Some of you may recognize the following thoughts: ‘I checked this paper for grammar mistakes ten times already but I’m going to do it once again, just to be sure’, ‘if I’m not being liked by all of my colleagues, I’m probably just not likeable’, ‘I need to flawlessly prepare this PowerPoint presentation, otherwise I won’t be able to ever forgive myself’. I myself have these negative thoughts as well every now and then.
Of course everyone pushes themselves to achieve particular goals at some point in their lives; however, people who suffer from perfectionism are taking this a little bit too far. Especially people who suffer from perfectionism strive for unrealistic excellence and therefore setting the bar too high. In this way, perfectionist employees have a chance to become workaholics followed by several adverse effects on wellbeing. How can we prevent this from happening?
During my internship I’m going to examine this issue in great depth, aimed specifically at my own target group: Young Professionals. Apparently we are most at risk for developing perfectionism at work because our generation is experiencing a constant pressure to excel in everything we do. If we do not impose perfectionism on ourselves, others will do this for us instead.
You can already find some ways to keep perfectionism at work at an acceptable level in the article ‘’Are you a perfectionist? It could be harming your work’’ on the following website: www.theyoungprofessionalgroup.com. An example of a measure that is mentioned is to introduce time limits to the work you have to do every day. At the end of my internship my goal is to give Young Professionals (and thereby myself) a lot more of these do’s and don’ts. It’s about time we really try to prevent new employees from becoming susceptible to burn-out, a common consequence of perfectionism.

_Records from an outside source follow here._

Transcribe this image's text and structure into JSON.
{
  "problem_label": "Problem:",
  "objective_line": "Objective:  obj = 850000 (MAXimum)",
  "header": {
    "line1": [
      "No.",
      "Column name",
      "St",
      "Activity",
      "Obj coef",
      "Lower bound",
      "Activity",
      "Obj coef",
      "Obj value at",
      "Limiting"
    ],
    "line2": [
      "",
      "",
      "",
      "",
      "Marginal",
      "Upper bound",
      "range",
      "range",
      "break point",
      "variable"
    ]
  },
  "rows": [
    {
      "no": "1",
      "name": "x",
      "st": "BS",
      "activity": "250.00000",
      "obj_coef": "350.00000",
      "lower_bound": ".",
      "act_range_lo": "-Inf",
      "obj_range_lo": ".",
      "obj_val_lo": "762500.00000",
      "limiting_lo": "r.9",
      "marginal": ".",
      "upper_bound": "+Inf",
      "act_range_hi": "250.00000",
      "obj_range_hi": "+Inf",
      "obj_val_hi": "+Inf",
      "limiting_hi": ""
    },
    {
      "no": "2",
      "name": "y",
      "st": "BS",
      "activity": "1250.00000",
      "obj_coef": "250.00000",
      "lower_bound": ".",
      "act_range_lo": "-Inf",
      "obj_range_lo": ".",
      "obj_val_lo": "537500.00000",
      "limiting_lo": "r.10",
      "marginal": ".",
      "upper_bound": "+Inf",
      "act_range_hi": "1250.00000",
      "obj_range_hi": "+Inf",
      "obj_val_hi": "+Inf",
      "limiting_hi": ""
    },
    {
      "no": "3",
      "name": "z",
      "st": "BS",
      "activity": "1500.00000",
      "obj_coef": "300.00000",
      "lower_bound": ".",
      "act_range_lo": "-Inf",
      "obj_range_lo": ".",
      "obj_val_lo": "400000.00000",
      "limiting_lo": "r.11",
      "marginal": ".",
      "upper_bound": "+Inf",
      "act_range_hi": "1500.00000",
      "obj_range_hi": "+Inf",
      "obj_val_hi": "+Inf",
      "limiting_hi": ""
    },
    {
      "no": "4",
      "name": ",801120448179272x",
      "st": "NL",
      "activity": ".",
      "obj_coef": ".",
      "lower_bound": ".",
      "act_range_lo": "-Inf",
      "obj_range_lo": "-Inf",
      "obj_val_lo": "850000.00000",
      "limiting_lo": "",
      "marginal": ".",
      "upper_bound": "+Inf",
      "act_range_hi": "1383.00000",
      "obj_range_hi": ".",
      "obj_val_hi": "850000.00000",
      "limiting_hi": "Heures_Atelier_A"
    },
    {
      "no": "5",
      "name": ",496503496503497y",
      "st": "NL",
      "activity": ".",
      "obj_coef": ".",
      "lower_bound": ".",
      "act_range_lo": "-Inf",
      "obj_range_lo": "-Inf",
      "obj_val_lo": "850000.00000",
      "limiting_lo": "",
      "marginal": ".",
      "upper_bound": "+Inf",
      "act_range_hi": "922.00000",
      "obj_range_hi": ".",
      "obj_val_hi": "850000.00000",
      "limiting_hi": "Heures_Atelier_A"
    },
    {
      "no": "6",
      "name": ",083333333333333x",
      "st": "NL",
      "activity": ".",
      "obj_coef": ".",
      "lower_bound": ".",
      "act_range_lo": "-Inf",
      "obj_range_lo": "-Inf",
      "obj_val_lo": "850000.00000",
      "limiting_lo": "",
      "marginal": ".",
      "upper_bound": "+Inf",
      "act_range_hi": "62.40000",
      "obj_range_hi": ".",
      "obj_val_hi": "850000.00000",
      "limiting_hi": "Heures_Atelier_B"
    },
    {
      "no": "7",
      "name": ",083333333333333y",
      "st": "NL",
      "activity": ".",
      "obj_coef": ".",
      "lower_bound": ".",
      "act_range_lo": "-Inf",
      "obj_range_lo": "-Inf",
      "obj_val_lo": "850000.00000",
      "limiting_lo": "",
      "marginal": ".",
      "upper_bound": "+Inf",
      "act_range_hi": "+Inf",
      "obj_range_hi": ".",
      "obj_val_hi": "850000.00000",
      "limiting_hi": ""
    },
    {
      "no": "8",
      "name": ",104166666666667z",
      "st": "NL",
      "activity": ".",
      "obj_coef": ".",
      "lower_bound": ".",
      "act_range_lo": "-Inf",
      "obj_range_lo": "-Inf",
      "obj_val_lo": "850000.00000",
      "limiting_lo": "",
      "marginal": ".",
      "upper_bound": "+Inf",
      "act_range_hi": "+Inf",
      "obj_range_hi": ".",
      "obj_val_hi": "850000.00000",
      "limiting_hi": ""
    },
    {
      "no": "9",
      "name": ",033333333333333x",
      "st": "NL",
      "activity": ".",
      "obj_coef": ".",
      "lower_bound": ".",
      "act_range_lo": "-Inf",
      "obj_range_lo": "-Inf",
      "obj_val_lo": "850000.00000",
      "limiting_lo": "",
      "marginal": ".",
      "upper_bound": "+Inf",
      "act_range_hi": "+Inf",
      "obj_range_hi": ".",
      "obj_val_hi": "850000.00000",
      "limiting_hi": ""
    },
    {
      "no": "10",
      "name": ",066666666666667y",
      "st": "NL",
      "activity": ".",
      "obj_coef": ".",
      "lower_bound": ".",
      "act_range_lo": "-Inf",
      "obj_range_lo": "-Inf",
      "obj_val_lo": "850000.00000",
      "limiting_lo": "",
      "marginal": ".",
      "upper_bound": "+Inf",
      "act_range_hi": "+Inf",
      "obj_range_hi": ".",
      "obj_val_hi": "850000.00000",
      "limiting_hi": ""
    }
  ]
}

Because if this is already going on at the beginning of our careers, then I don’t want to think about what the future will hold. The time to take action is now.
Kim de Jong, intern Digne Consult